[Element data from apps and pages]
+++
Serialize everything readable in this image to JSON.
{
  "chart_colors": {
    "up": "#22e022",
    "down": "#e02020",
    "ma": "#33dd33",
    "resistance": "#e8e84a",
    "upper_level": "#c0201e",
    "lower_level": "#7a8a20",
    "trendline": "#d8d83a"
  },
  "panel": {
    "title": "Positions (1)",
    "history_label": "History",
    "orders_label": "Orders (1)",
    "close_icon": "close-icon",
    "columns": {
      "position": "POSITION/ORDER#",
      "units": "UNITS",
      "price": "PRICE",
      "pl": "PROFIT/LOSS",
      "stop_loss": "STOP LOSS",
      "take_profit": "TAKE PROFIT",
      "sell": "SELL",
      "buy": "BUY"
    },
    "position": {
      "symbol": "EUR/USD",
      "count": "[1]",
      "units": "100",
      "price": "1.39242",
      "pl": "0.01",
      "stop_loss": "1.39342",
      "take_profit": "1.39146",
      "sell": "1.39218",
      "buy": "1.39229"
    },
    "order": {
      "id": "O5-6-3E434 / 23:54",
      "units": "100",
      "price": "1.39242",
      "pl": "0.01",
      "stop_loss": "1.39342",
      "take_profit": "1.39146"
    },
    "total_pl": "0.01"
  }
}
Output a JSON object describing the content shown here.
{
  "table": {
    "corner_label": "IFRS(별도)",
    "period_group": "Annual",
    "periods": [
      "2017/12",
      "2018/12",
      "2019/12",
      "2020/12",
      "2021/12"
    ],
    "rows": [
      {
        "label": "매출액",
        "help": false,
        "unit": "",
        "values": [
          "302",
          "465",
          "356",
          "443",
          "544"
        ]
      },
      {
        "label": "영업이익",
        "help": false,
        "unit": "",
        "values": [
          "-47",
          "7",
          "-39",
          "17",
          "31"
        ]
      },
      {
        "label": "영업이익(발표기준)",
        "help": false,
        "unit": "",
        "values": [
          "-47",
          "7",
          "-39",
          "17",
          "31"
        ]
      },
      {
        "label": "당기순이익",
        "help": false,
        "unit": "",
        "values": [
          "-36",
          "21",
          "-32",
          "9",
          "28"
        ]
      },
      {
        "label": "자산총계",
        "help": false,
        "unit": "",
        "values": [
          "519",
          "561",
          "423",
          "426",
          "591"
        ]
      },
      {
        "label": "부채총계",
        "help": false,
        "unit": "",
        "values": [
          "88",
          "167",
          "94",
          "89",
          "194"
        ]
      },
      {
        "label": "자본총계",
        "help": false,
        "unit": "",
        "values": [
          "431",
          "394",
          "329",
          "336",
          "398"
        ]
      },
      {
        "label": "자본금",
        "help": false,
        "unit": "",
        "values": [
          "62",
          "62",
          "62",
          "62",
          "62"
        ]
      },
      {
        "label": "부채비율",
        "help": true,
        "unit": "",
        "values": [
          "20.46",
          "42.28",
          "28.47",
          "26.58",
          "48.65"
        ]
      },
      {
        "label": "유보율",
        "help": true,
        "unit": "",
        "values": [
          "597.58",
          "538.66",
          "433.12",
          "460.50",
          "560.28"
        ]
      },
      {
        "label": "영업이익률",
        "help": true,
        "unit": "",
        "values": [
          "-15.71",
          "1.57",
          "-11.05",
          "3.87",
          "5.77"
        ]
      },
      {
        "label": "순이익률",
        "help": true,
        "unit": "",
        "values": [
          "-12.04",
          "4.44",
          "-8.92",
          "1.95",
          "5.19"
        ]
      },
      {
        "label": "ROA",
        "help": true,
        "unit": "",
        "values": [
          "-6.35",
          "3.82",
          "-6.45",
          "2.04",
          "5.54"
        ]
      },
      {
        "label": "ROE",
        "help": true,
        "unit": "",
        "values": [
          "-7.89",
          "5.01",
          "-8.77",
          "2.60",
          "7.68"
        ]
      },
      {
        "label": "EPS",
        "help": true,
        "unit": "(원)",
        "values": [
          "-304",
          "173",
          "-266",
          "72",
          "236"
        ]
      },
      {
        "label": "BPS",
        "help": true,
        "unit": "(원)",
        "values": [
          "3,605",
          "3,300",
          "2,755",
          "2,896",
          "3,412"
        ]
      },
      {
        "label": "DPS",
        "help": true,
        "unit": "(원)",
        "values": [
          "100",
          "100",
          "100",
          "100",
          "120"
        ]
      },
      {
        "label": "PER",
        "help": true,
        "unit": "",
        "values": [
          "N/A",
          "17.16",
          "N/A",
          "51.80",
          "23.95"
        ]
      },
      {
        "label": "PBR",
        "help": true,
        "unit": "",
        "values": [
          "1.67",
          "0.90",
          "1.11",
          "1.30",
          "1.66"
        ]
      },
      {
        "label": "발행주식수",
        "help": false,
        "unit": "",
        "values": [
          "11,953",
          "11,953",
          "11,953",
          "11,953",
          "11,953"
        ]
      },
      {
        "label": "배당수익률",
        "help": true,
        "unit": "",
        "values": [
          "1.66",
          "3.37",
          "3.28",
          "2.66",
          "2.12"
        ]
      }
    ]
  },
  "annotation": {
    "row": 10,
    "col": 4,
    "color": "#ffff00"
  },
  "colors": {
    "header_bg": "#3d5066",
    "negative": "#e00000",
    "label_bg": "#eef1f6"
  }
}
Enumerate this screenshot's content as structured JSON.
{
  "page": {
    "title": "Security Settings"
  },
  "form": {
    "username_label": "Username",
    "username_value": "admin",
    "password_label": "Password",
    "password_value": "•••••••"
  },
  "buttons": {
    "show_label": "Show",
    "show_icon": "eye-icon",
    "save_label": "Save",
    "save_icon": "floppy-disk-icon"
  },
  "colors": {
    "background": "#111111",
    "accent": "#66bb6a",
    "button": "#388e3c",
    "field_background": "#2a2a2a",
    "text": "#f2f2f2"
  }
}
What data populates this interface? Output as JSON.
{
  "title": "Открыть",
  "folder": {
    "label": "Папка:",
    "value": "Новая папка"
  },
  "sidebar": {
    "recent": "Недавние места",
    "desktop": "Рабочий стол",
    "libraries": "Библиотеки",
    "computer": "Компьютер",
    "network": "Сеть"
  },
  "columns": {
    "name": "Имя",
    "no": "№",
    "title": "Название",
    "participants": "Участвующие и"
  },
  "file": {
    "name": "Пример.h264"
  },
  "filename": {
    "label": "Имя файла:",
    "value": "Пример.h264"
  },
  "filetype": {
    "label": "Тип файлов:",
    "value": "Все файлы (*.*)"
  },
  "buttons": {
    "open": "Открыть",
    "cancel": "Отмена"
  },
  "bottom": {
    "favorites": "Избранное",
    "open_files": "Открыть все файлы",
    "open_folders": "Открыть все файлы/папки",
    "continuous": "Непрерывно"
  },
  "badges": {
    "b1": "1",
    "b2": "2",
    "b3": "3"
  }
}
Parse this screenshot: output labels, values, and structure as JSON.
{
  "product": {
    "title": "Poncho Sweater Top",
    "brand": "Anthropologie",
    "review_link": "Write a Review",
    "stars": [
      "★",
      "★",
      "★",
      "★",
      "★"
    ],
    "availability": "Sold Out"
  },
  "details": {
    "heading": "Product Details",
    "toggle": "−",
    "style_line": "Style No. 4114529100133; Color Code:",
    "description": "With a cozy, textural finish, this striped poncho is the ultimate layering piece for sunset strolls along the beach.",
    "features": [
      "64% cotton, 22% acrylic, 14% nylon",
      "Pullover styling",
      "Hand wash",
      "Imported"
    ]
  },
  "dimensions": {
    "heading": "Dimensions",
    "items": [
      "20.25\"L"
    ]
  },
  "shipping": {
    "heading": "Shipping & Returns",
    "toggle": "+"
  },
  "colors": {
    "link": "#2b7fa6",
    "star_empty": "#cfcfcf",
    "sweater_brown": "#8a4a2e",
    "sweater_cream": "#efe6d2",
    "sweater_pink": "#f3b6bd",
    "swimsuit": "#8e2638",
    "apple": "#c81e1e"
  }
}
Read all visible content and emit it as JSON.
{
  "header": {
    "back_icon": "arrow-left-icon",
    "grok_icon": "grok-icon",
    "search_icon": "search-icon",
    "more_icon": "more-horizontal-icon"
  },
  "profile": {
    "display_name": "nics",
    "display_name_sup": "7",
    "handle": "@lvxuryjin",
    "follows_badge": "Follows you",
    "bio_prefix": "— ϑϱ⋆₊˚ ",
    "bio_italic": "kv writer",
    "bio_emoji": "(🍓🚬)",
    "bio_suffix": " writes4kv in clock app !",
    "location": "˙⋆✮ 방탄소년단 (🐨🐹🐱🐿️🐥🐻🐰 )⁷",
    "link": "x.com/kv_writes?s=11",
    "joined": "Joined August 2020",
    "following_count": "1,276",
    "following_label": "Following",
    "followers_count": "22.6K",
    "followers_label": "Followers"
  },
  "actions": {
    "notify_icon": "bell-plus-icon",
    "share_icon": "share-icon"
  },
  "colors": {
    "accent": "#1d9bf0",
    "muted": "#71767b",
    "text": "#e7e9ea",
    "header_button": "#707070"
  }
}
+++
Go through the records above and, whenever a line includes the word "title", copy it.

    "title": "Positions (1)",
    "title": "Security Settings"
  "title": "Открыть",
    "title": "Название",
    "title": "Poncho Sweater Top",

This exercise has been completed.